* **Task requirements**:
Copy out every line from the records that includes "icon".

* **Materials provided**:
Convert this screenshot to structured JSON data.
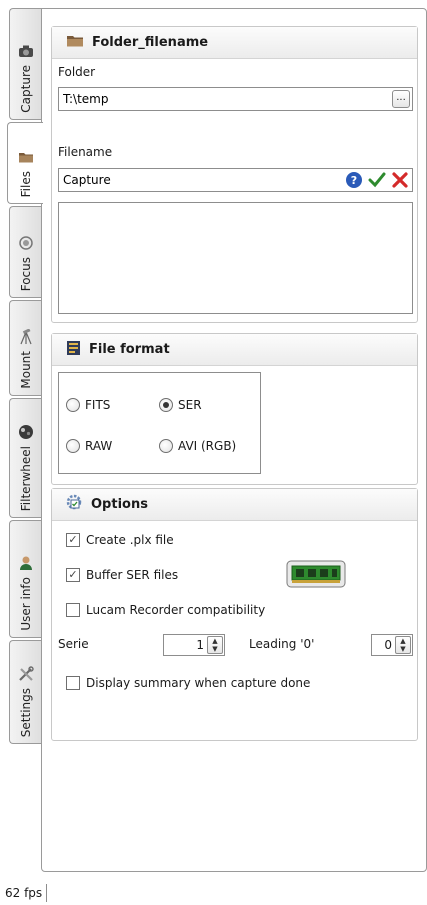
{
  "tabs": [
    {
      "label": "Capture",
      "icon": "camera-icon"
    },
    {
      "label": "Files",
      "icon": "folder-icon",
      "active": true
    },
    {
      "label": "Focus",
      "icon": "target-icon"
    },
    {
      "label": "Mount",
      "icon": "telescope-icon"
    },
    {
      "label": "Filterwheel",
      "icon": "filterwheel-icon"
    },
    {
      "label": "User info",
      "icon": "user-icon"
    },
    {
      "label": "Settings",
      "icon": "tools-icon"
    }
  ],
  "folder_group": {
    "title": "Folder_filename",
    "folder_label": "Folder",
    "folder_value": "T:\\temp",
    "browse_label": "...",
    "filename_label": "Filename",
    "filename_value": "Capture"
  },
  "format_group": {
    "title": "File format",
    "options": [
      "FITS",
      "SER",
      "RAW",
      "AVI (RGB)"
    ],
    "selected": "SER"
  },
  "options_group": {
    "title": "Options",
    "create_plx": {
      "label": "Create .plx file",
      "checked": true
    },
    "buffer_ser": {
      "label": "Buffer SER files",
      "checked": true
    },
    "lucam": {
      "label": "Lucam Recorder compatibility",
      "checked": false
    },
    "serie_label": "Serie",
    "serie_value": "1",
    "leading_label": "Leading '0'",
    "leading_value": "0",
    "summary": {
      "label": "Display summary when capture done",
      "checked": false
    }
  },
  "status": {
    "fps": "62 fps"
  },
  "colors": {
    "accent_green": "#2e8b2e",
    "cancel_red": "#d42a2a",
    "help_blue": "#2a5ab8"
  }
}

* **Answer to the exercise**:
      "icon": "camera-icon"
      "icon": "folder-icon",
      "icon": "target-icon"
      "icon": "telescope-icon"
      "icon": "filterwheel-icon"
      "icon": "user-icon"
      "icon": "tools-icon"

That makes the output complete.